■ Problem to work on ■
Using the listing, copy each whole line that features "placeholder".

■ Dataset content ■
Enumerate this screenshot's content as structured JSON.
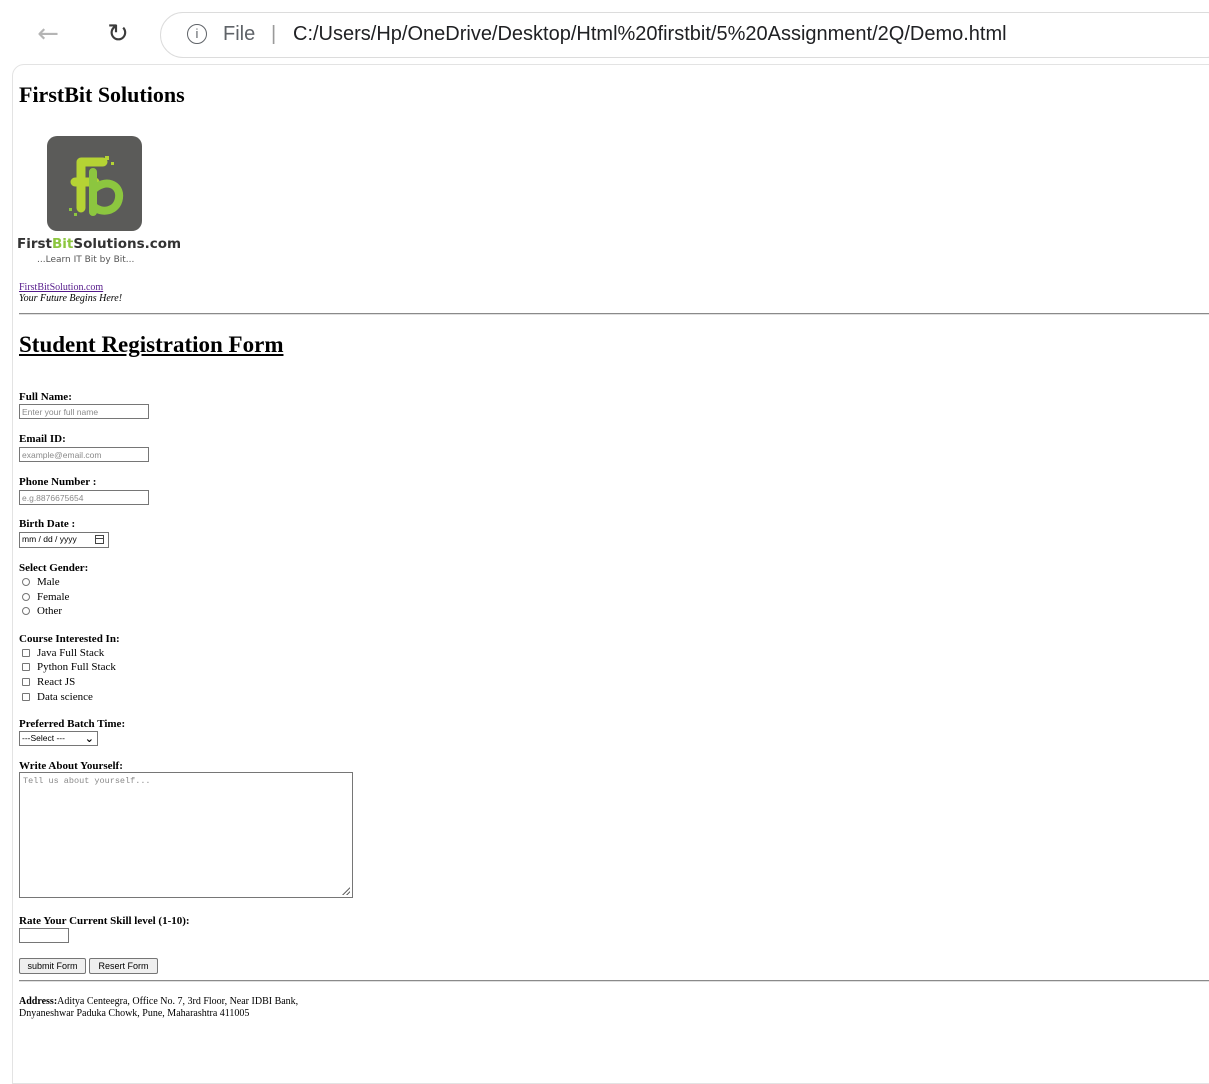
{
  "browser": {
    "file_label": "File",
    "separator": "|",
    "url": "C:/Users/Hp/OneDrive/Desktop/Html%20firstbit/5%20Assignment/2Q/Demo.html"
  },
  "site": {
    "title": "FirstBit Solutions",
    "logo_text_a": "First",
    "logo_text_b": "Bit",
    "logo_text_c": "Solutions.com",
    "logo_tagline": "...Learn IT Bit by Bit...",
    "link_text": "FirstBitSolution.com",
    "tagline": "Your Future Begins Here!"
  },
  "form": {
    "title": "Student Registration Form",
    "full_name": {
      "label": "Full Name:",
      "placeholder": "Enter your full name"
    },
    "email": {
      "label": "Email ID:",
      "placeholder": "example@email.com"
    },
    "phone": {
      "label": "Phone Number :",
      "placeholder": "e.g.8876675654"
    },
    "birth": {
      "label": "Birth Date :",
      "value": "mm / dd / yyyy"
    },
    "gender": {
      "label": "Select Gender:",
      "options": [
        "Male",
        "Female",
        "Other"
      ]
    },
    "courses": {
      "label": "Course Interested In:",
      "options": [
        "Java Full Stack",
        "Python Full Stack",
        "React JS",
        "Data science"
      ]
    },
    "batch": {
      "label": "Preferred Batch Time:",
      "selected": "---Select ---"
    },
    "about": {
      "label": "Write About Yourself:",
      "placeholder": "Tell us about yourself..."
    },
    "skill": {
      "label": "Rate Your Current Skill level (1-10):"
    },
    "submit_label": "submit Form",
    "reset_label": "Resert Form"
  },
  "footer": {
    "address_label": "Address:",
    "address_line1": "Aditya Centeegra, Office No. 7, 3rd Floor, Near IDBI Bank,",
    "address_line2": "Dnyaneshwar Paduka Chowk, Pune, Maharashtra 411005"
  },
  "colors": {
    "logo_bg": "#5b5b59",
    "logo_accent": "#8cc63f",
    "link": "#551a8b"
  },
  "icons": [
    "back-arrow-icon",
    "reload-icon",
    "info-icon",
    "calendar-icon",
    "chevron-down-icon",
    "resize-grip-icon"
  ]
}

■ Response to this exercise ■
      "placeholder": "Enter your full name"
      "placeholder": "example@email.com"
      "placeholder": "e.g.8876675654"
      "placeholder": "Tell us about yourself..."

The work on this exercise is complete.